I bought a bunch of Famicom Disk System games while I was in Tokyo last fall, and thanks to Retronauts I’ve managed to find an excuse to play one of them. Yes, I’m a sick and broken person who doesn’t play video games unless I can extract some sort of work-related content from them. Adulthood!
Thankfully, this one was worth the hoop-jumping. Otocky is one of those games I’ve heard about, and in action it turned out to be every bit as enjoyable as whispered Internet rumors have suggested. A simple shooter based around musical concepts like timing, melody, and loops, Otocky laid the groundwork for modern rhythm games like Rez and, I dunno, Crypt of the NecroDancer. So! You should watch this video:
Libsyn (11:19 | MP3 Download | SoundCloud | Subscribe on iTunes! Support us on Patreon!)

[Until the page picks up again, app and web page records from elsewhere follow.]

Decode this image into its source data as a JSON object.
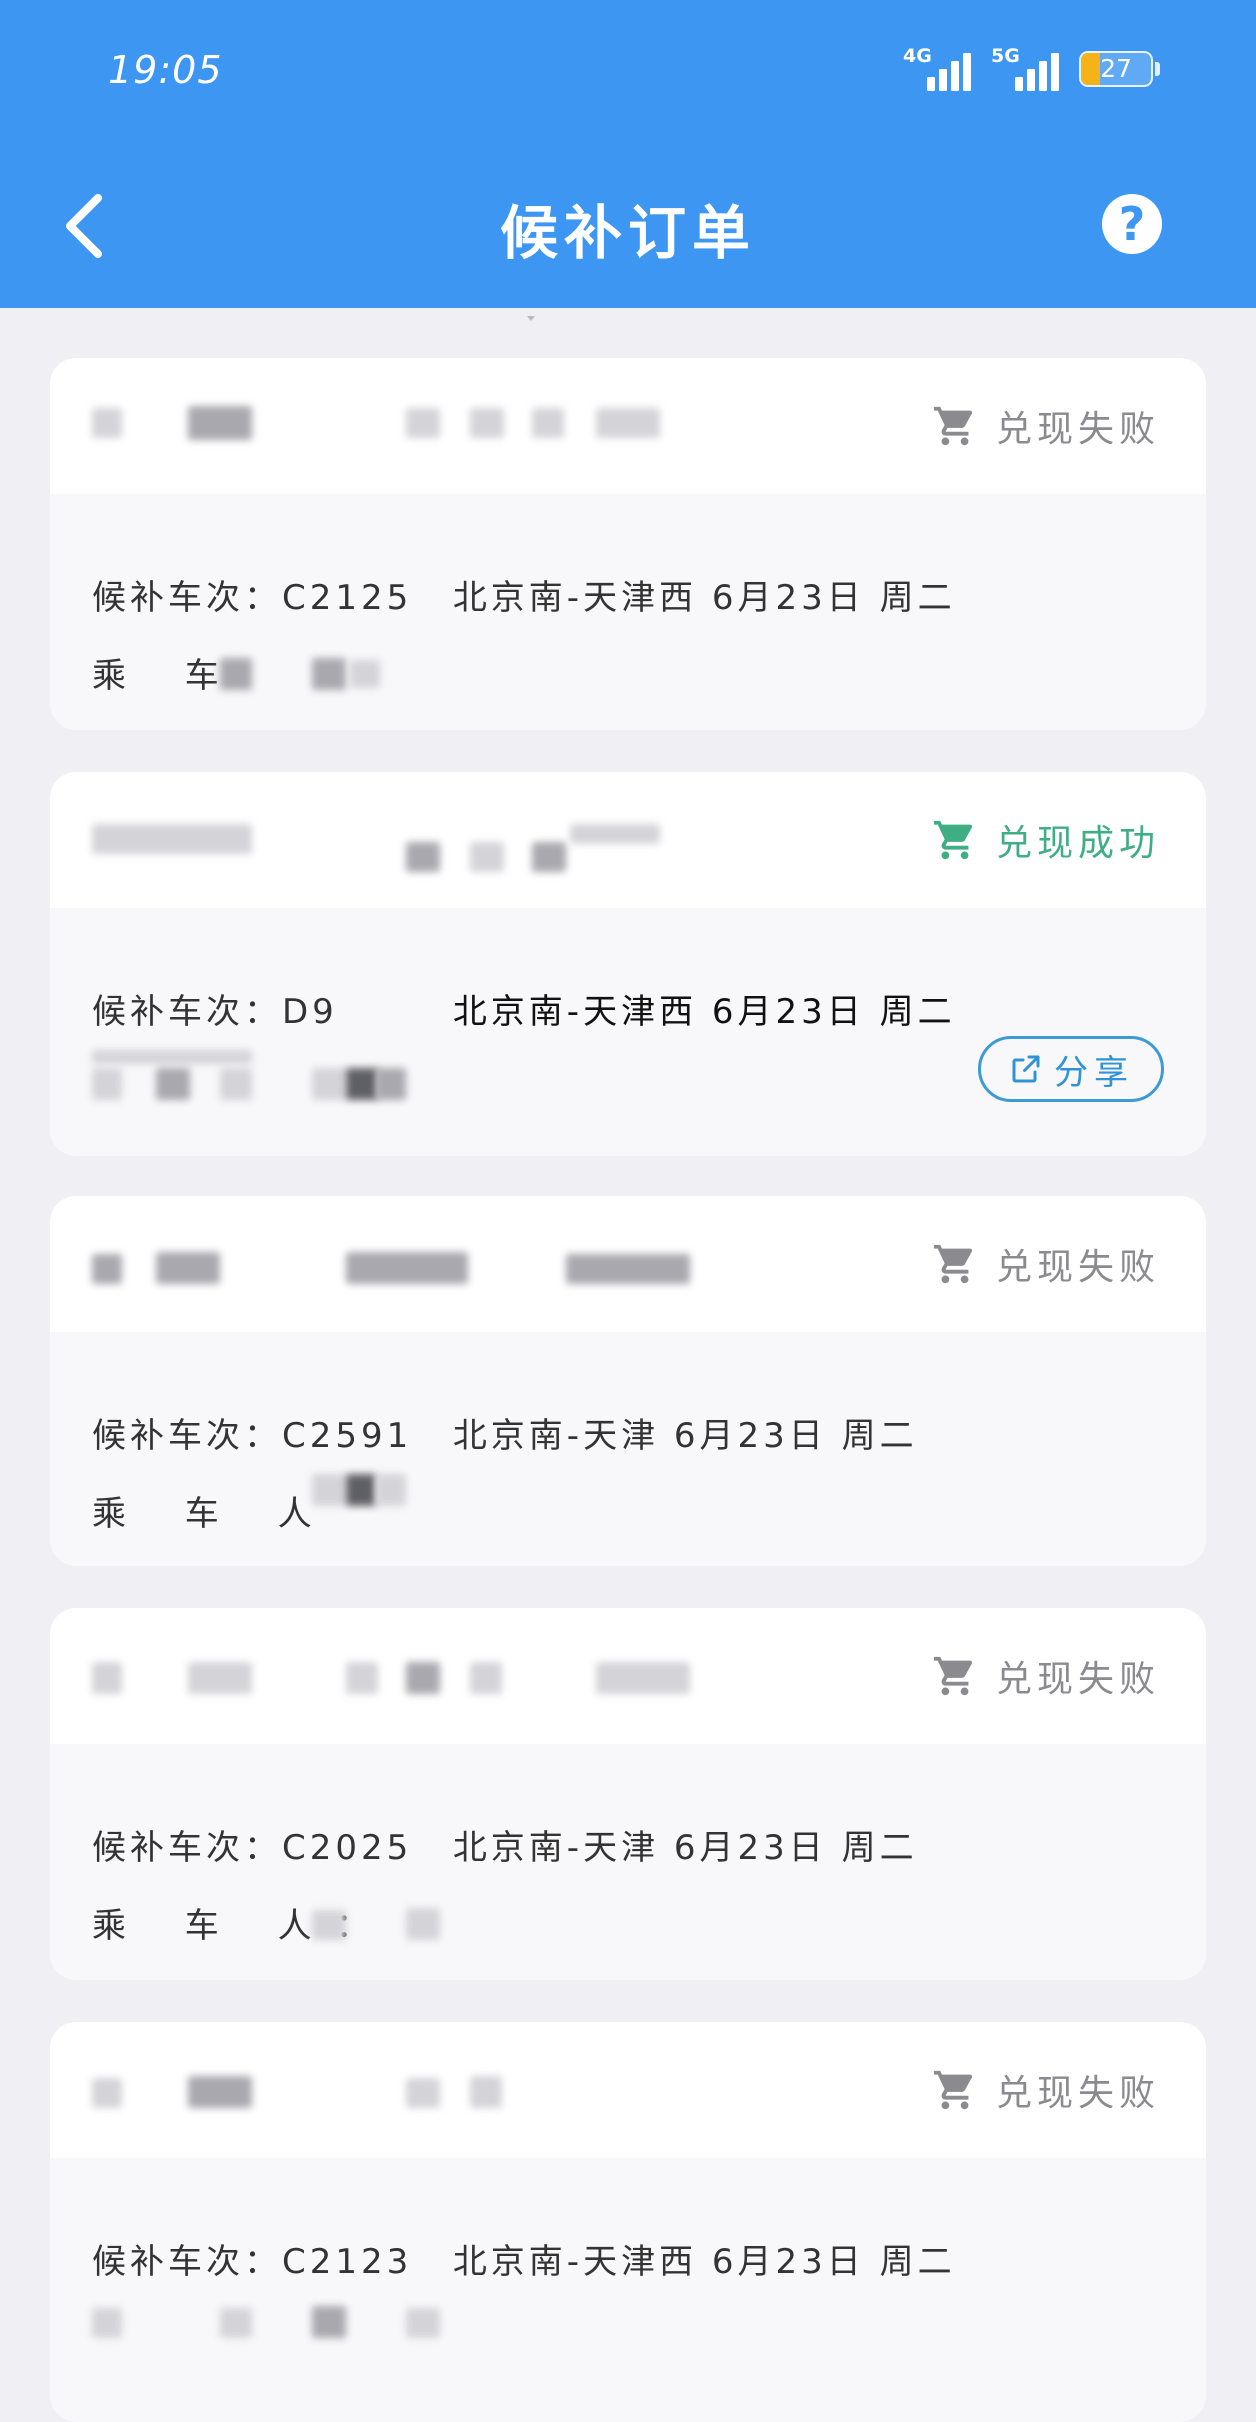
{
  "status_bar": {
    "time": "19:05",
    "network1": "4G",
    "network2": "5G",
    "battery": "27",
    "battery_level": 0.27
  },
  "header": {
    "title": "候补订单"
  },
  "labels": {
    "train_prefix": "候补车次：",
    "passenger_prefix": "乘 车 人："
  },
  "orders": [
    {
      "status": "兑现失败",
      "status_type": "fail",
      "train": "C2125",
      "route": "北京南-天津西",
      "date": "6月23日 周二",
      "passenger_label": "乘 车"
    },
    {
      "status": "兑现成功",
      "status_type": "success",
      "train": "D9",
      "route": "北京南-天津西",
      "date": "6月23日 周二",
      "passenger_label": "",
      "share_label": "分享"
    },
    {
      "status": "兑现失败",
      "status_type": "fail",
      "train": "C2591",
      "route": "北京南-天津",
      "date": "6月23日 周二",
      "passenger_label": "乘 车 人"
    },
    {
      "status": "兑现失败",
      "status_type": "fail",
      "train": "C2025",
      "route": "北京南-天津",
      "date": "6月23日 周二",
      "passenger_label": "乘 车 人："
    },
    {
      "status": "兑现失败",
      "status_type": "fail",
      "train": "C2123",
      "route": "北京南-天津西",
      "date": "6月23日 周二",
      "passenger_label": ""
    }
  ],
  "colors": {
    "header": "#3d96f2",
    "fail": "#8a8a8f",
    "success": "#3fae84",
    "share": "#2f93d6"
  }
}
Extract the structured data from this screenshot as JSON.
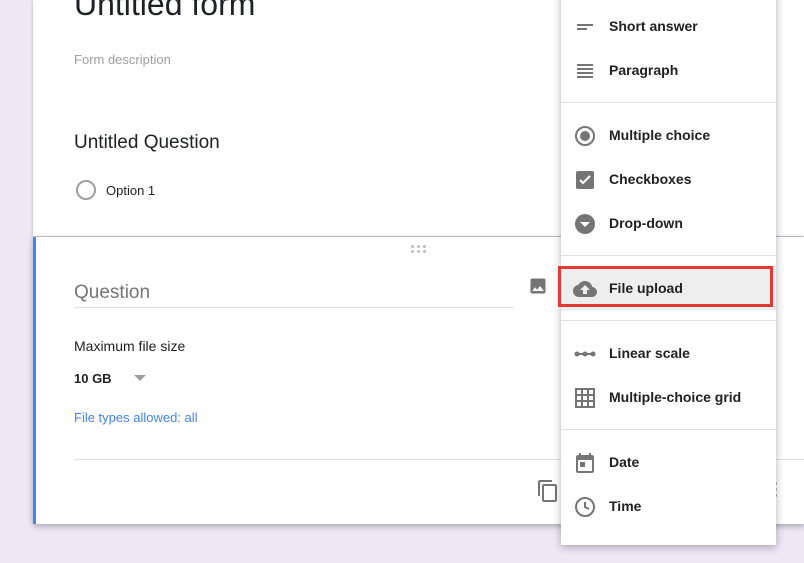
{
  "form": {
    "title": "Untitled form",
    "description_placeholder": "Form description"
  },
  "question1": {
    "title": "Untitled Question",
    "option_label": "Option 1"
  },
  "active_question": {
    "question_placeholder": "Question",
    "max_file_size_label": "Maximum file size",
    "max_file_size_value": "10 GB",
    "file_types_link": "File types allowed: all"
  },
  "menu": {
    "items": [
      {
        "label": "Short answer",
        "icon": "short-answer-icon"
      },
      {
        "label": "Paragraph",
        "icon": "paragraph-icon"
      },
      {
        "label": "Multiple choice",
        "icon": "radio-button-icon"
      },
      {
        "label": "Checkboxes",
        "icon": "checkbox-icon"
      },
      {
        "label": "Drop-down",
        "icon": "dropdown-circle-icon"
      },
      {
        "label": "File upload",
        "icon": "cloud-upload-icon"
      },
      {
        "label": "Linear scale",
        "icon": "linear-scale-icon"
      },
      {
        "label": "Multiple-choice grid",
        "icon": "grid-icon"
      },
      {
        "label": "Date",
        "icon": "calendar-icon"
      },
      {
        "label": "Time",
        "icon": "clock-icon"
      }
    ],
    "selected": "File upload"
  },
  "colors": {
    "accent": "#4285f4",
    "background": "#ede7f6",
    "highlight": "#e53935",
    "icon_gray": "#757575"
  }
}
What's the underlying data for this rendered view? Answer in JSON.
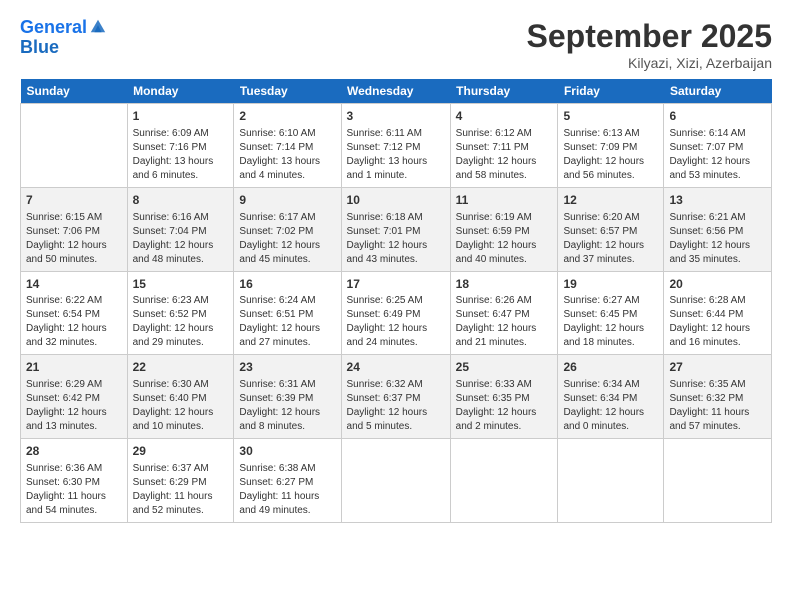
{
  "header": {
    "logo_line1": "General",
    "logo_line2": "Blue",
    "month": "September 2025",
    "location": "Kilyazi, Xizi, Azerbaijan"
  },
  "weekdays": [
    "Sunday",
    "Monday",
    "Tuesday",
    "Wednesday",
    "Thursday",
    "Friday",
    "Saturday"
  ],
  "weeks": [
    [
      {
        "day": "",
        "info": ""
      },
      {
        "day": "1",
        "info": "Sunrise: 6:09 AM\nSunset: 7:16 PM\nDaylight: 13 hours\nand 6 minutes."
      },
      {
        "day": "2",
        "info": "Sunrise: 6:10 AM\nSunset: 7:14 PM\nDaylight: 13 hours\nand 4 minutes."
      },
      {
        "day": "3",
        "info": "Sunrise: 6:11 AM\nSunset: 7:12 PM\nDaylight: 13 hours\nand 1 minute."
      },
      {
        "day": "4",
        "info": "Sunrise: 6:12 AM\nSunset: 7:11 PM\nDaylight: 12 hours\nand 58 minutes."
      },
      {
        "day": "5",
        "info": "Sunrise: 6:13 AM\nSunset: 7:09 PM\nDaylight: 12 hours\nand 56 minutes."
      },
      {
        "day": "6",
        "info": "Sunrise: 6:14 AM\nSunset: 7:07 PM\nDaylight: 12 hours\nand 53 minutes."
      }
    ],
    [
      {
        "day": "7",
        "info": "Sunrise: 6:15 AM\nSunset: 7:06 PM\nDaylight: 12 hours\nand 50 minutes."
      },
      {
        "day": "8",
        "info": "Sunrise: 6:16 AM\nSunset: 7:04 PM\nDaylight: 12 hours\nand 48 minutes."
      },
      {
        "day": "9",
        "info": "Sunrise: 6:17 AM\nSunset: 7:02 PM\nDaylight: 12 hours\nand 45 minutes."
      },
      {
        "day": "10",
        "info": "Sunrise: 6:18 AM\nSunset: 7:01 PM\nDaylight: 12 hours\nand 43 minutes."
      },
      {
        "day": "11",
        "info": "Sunrise: 6:19 AM\nSunset: 6:59 PM\nDaylight: 12 hours\nand 40 minutes."
      },
      {
        "day": "12",
        "info": "Sunrise: 6:20 AM\nSunset: 6:57 PM\nDaylight: 12 hours\nand 37 minutes."
      },
      {
        "day": "13",
        "info": "Sunrise: 6:21 AM\nSunset: 6:56 PM\nDaylight: 12 hours\nand 35 minutes."
      }
    ],
    [
      {
        "day": "14",
        "info": "Sunrise: 6:22 AM\nSunset: 6:54 PM\nDaylight: 12 hours\nand 32 minutes."
      },
      {
        "day": "15",
        "info": "Sunrise: 6:23 AM\nSunset: 6:52 PM\nDaylight: 12 hours\nand 29 minutes."
      },
      {
        "day": "16",
        "info": "Sunrise: 6:24 AM\nSunset: 6:51 PM\nDaylight: 12 hours\nand 27 minutes."
      },
      {
        "day": "17",
        "info": "Sunrise: 6:25 AM\nSunset: 6:49 PM\nDaylight: 12 hours\nand 24 minutes."
      },
      {
        "day": "18",
        "info": "Sunrise: 6:26 AM\nSunset: 6:47 PM\nDaylight: 12 hours\nand 21 minutes."
      },
      {
        "day": "19",
        "info": "Sunrise: 6:27 AM\nSunset: 6:45 PM\nDaylight: 12 hours\nand 18 minutes."
      },
      {
        "day": "20",
        "info": "Sunrise: 6:28 AM\nSunset: 6:44 PM\nDaylight: 12 hours\nand 16 minutes."
      }
    ],
    [
      {
        "day": "21",
        "info": "Sunrise: 6:29 AM\nSunset: 6:42 PM\nDaylight: 12 hours\nand 13 minutes."
      },
      {
        "day": "22",
        "info": "Sunrise: 6:30 AM\nSunset: 6:40 PM\nDaylight: 12 hours\nand 10 minutes."
      },
      {
        "day": "23",
        "info": "Sunrise: 6:31 AM\nSunset: 6:39 PM\nDaylight: 12 hours\nand 8 minutes."
      },
      {
        "day": "24",
        "info": "Sunrise: 6:32 AM\nSunset: 6:37 PM\nDaylight: 12 hours\nand 5 minutes."
      },
      {
        "day": "25",
        "info": "Sunrise: 6:33 AM\nSunset: 6:35 PM\nDaylight: 12 hours\nand 2 minutes."
      },
      {
        "day": "26",
        "info": "Sunrise: 6:34 AM\nSunset: 6:34 PM\nDaylight: 12 hours\nand 0 minutes."
      },
      {
        "day": "27",
        "info": "Sunrise: 6:35 AM\nSunset: 6:32 PM\nDaylight: 11 hours\nand 57 minutes."
      }
    ],
    [
      {
        "day": "28",
        "info": "Sunrise: 6:36 AM\nSunset: 6:30 PM\nDaylight: 11 hours\nand 54 minutes."
      },
      {
        "day": "29",
        "info": "Sunrise: 6:37 AM\nSunset: 6:29 PM\nDaylight: 11 hours\nand 52 minutes."
      },
      {
        "day": "30",
        "info": "Sunrise: 6:38 AM\nSunset: 6:27 PM\nDaylight: 11 hours\nand 49 minutes."
      },
      {
        "day": "",
        "info": ""
      },
      {
        "day": "",
        "info": ""
      },
      {
        "day": "",
        "info": ""
      },
      {
        "day": "",
        "info": ""
      }
    ]
  ]
}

We’ve mentioned Otocky in passing, but now we delve into greater depth about this little-known but marvelously inventive music-based shoot-em-up by Electroplankton creator Toshio Iwai.